The temps were now in the mid-80s, and I was hot. Good thing it was all downhill from here, right? DOH! We still had a major climb back up to Lake Wohlford. I was cursing and grumpy the whole way back up the cursed "speed bump."
by Lake Wohlford--are we there yet?
Don't get me wrong; I absolutely love Pandora but it's true what they say: no matter how nice the bike, you still have to pedal it. By mile 50, I was done pedaling. Where's the SAG wagon? We stuck with it, and pretty soon, we reached the start. Whoo-hoo! That heat really got to me! Good thing I'm doing IMAZ in a few weeks. Ha ha.
Last long run before taper--20 miles

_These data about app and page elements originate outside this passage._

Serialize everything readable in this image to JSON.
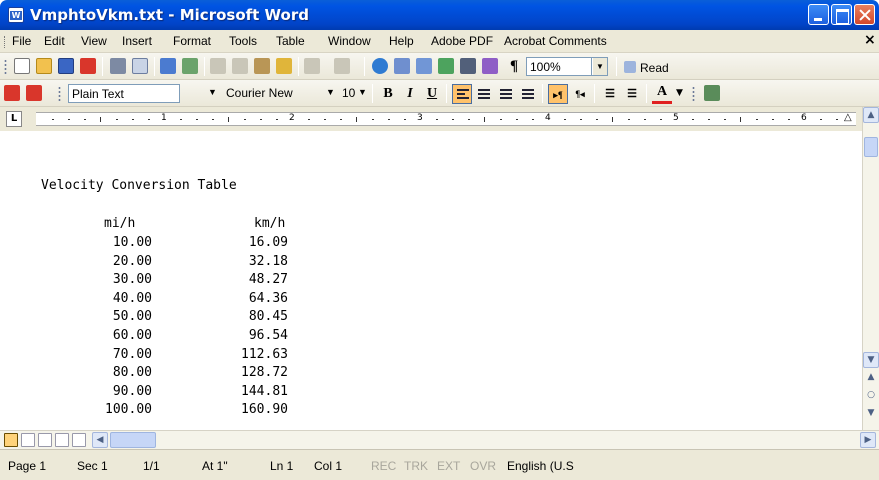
{
  "window": {
    "title": "VmphtoVkm.txt - Microsoft Word",
    "icon_text": "W"
  },
  "menu": {
    "items": [
      "File",
      "Edit",
      "View",
      "Insert",
      "Format",
      "Tools",
      "Table",
      "Window",
      "Help",
      "Adobe PDF",
      "Acrobat Comments"
    ],
    "close_glyph": "×"
  },
  "toolbar_standard": {
    "zoom": "100%",
    "read_label": "Read",
    "pilcrow": "¶"
  },
  "toolbar_formatting": {
    "style": "Plain Text",
    "font": "Courier New",
    "size": "10",
    "bold": "B",
    "italic": "I",
    "underline": "U",
    "font_color_letter": "A",
    "align_left_active": true
  },
  "ruler": {
    "numbers": [
      "1",
      "2",
      "3",
      "4",
      "5",
      "6"
    ]
  },
  "document": {
    "heading": "Velocity Conversion Table",
    "columns": [
      "mi/h",
      "km/h"
    ],
    "rows": [
      [
        "10.00",
        "16.09"
      ],
      [
        "20.00",
        "32.18"
      ],
      [
        "30.00",
        "48.27"
      ],
      [
        "40.00",
        "64.36"
      ],
      [
        "50.00",
        "80.45"
      ],
      [
        "60.00",
        "96.54"
      ],
      [
        "70.00",
        "112.63"
      ],
      [
        "80.00",
        "128.72"
      ],
      [
        "90.00",
        "144.81"
      ],
      [
        "100.00",
        "160.90"
      ]
    ]
  },
  "status": {
    "page": "Page 1",
    "sec": "Sec 1",
    "pages": "1/1",
    "at": "At 1\"",
    "ln": "Ln 1",
    "col": "Col 1",
    "rec": "REC",
    "trk": "TRK",
    "ext": "EXT",
    "ovr": "OVR",
    "language": "English (U.S"
  },
  "colors": {
    "titlebar": "#0054e3",
    "chrome": "#ece9d8",
    "active_button": "#ffc26b"
  }
}
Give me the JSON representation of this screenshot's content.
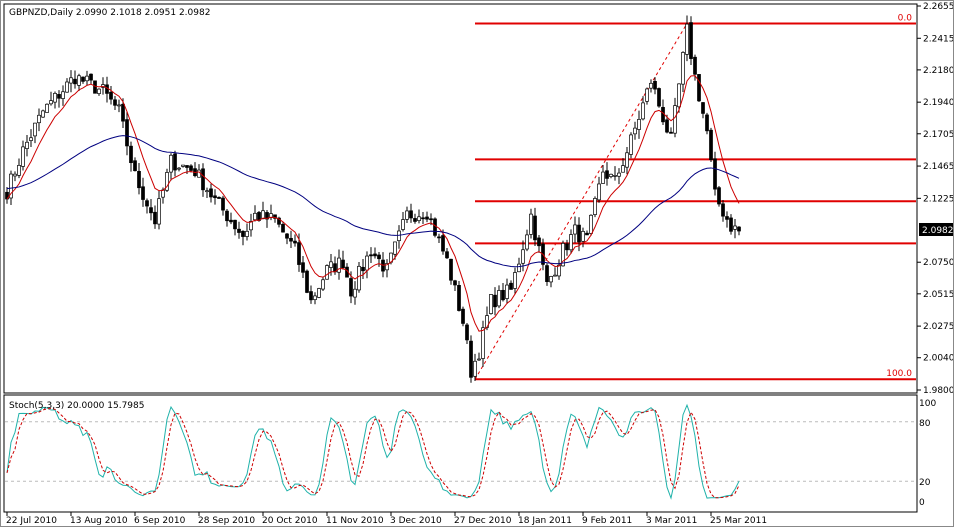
{
  "chart_data": [
    {
      "type": "candlestick",
      "title": "GBPNZD,Daily  2.0990 2.1018 2.0951 2.0982",
      "symbol": "GBPNZD",
      "timeframe": "Daily",
      "ohlc_last": {
        "open": 2.099,
        "high": 2.1018,
        "low": 2.0951,
        "close": 2.0982
      },
      "current_price_label": "2.0982",
      "ylim": [
        1.98,
        2.2655
      ],
      "y_ticks": [
        "2.2655",
        "2.2415",
        "2.2180",
        "2.1940",
        "2.1705",
        "2.1465",
        "2.1225",
        "2.0750",
        "2.0515",
        "2.0275",
        "2.0040",
        "1.9800"
      ],
      "x_ticks": [
        "22 Jul 2010",
        "13 Aug 2010",
        "6 Sep 2010",
        "28 Sep 2010",
        "20 Oct 2010",
        "11 Nov 2010",
        "3 Dec 2010",
        "27 Dec 2010",
        "18 Jan 2011",
        "9 Feb 2011",
        "3 Mar 2011",
        "25 Mar 2011"
      ],
      "bars_per_tick": 16,
      "close_path": [
        [
          0,
          2.128
        ],
        [
          4,
          2.158
        ],
        [
          9,
          2.187
        ],
        [
          17,
          2.213
        ],
        [
          24,
          2.202
        ],
        [
          28,
          2.187
        ],
        [
          32,
          2.139
        ],
        [
          37,
          2.106
        ],
        [
          41,
          2.15
        ],
        [
          47,
          2.143
        ],
        [
          52,
          2.121
        ],
        [
          59,
          2.095
        ],
        [
          62,
          2.11
        ],
        [
          67,
          2.106
        ],
        [
          72,
          2.084
        ],
        [
          76,
          2.046
        ],
        [
          80,
          2.069
        ],
        [
          84,
          2.076
        ],
        [
          86,
          2.054
        ],
        [
          91,
          2.084
        ],
        [
          95,
          2.069
        ],
        [
          100,
          2.11
        ],
        [
          105,
          2.113
        ],
        [
          110,
          2.076
        ],
        [
          114,
          2.031
        ],
        [
          116,
          1.994
        ],
        [
          118,
          2.009
        ],
        [
          121,
          2.046
        ],
        [
          126,
          2.054
        ],
        [
          131,
          2.11
        ],
        [
          135,
          2.058
        ],
        [
          139,
          2.084
        ],
        [
          142,
          2.098
        ],
        [
          145,
          2.091
        ],
        [
          149,
          2.143
        ],
        [
          152,
          2.135
        ],
        [
          156,
          2.165
        ],
        [
          161,
          2.21
        ],
        [
          166,
          2.165
        ],
        [
          170,
          2.247
        ],
        [
          172,
          2.213
        ],
        [
          175,
          2.172
        ],
        [
          177,
          2.124
        ],
        [
          181,
          2.102
        ],
        [
          183,
          2.098
        ]
      ],
      "moving_averages": [
        {
          "name": "fast MA",
          "color": "#cc0000"
        },
        {
          "name": "slow MA",
          "color": "#000080"
        }
      ],
      "fibonacci": {
        "from_bar": 117,
        "to_bar": 170,
        "high": 2.2525,
        "low": 1.988,
        "levels": [
          {
            "label": "0.0",
            "value": 2.2525
          },
          {
            "label": "",
            "value": 2.1515
          },
          {
            "label": "",
            "value": 2.1203
          },
          {
            "label": "",
            "value": 2.089
          },
          {
            "label": "100.0",
            "value": 1.988
          }
        ],
        "color": "#e00000"
      }
    },
    {
      "type": "line",
      "title": "Stoch(5,3,3) 20.0000 15.7985",
      "params": "5,3,3",
      "main_value": 20.0,
      "signal_value": 15.7985,
      "ylim": [
        0,
        100
      ],
      "y_ticks": [
        "100",
        "80",
        "20",
        "0"
      ],
      "levels": [
        80,
        20
      ],
      "series": [
        {
          "name": "%K",
          "color": "#20b2aa"
        },
        {
          "name": "%D",
          "color": "#cc0000",
          "style": "dashed"
        }
      ]
    }
  ]
}
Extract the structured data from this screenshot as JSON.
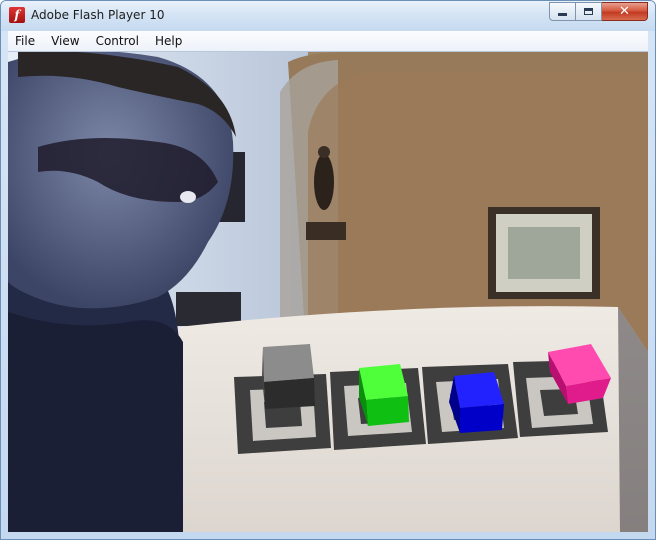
{
  "window": {
    "title": "Adobe Flash Player 10",
    "icon": "flash-player-icon",
    "controls": {
      "minimize": "minimize-icon",
      "maximize": "maximize-icon",
      "close": "close-icon",
      "close_glyph": "✕"
    },
    "icon_glyph": "f"
  },
  "menu": {
    "items": [
      {
        "label": "File"
      },
      {
        "label": "View"
      },
      {
        "label": "Control"
      },
      {
        "label": "Help"
      }
    ]
  },
  "stage": {
    "content": "webcam augmented reality view with markers and cubes",
    "cubes": [
      {
        "color": "gray",
        "top": "#8a8a8a",
        "front": "#2b2b2b",
        "side": "#444444"
      },
      {
        "color": "green",
        "top": "#4fff3a",
        "front": "#0fbf12",
        "side": "#0a8f0d"
      },
      {
        "color": "blue",
        "top": "#2222ff",
        "front": "#0000c8",
        "side": "#00008a"
      },
      {
        "color": "pink",
        "top": "#ff4bb0",
        "front": "#e01b8c",
        "side": "#b80f70"
      }
    ]
  }
}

I met a running bud for our final long run up the coast. It was gorgeous, sunny, and hot. I felt good too, surprisingly after my epic weekend. I also got to experiment with the heat a little. It was only 78 when we finished but my sensitive hide felt like it was 90! I got pretty grumpy at mile 17 and made a quick pit stop to guzzle some water. I had been sipping on my sports drink and hadn't been getting enough down. After drinking pure and simple H2O, I felt awesome. I took off for the final 3 miles, feeling almost disappointed when I reached mile 20. H2O--the amazing new sports endurance drink. Heard of it? This was a good way to end my "final push" weekend. My feet were too swollen to put into shoes the next day but at least, mentally, I felt confident.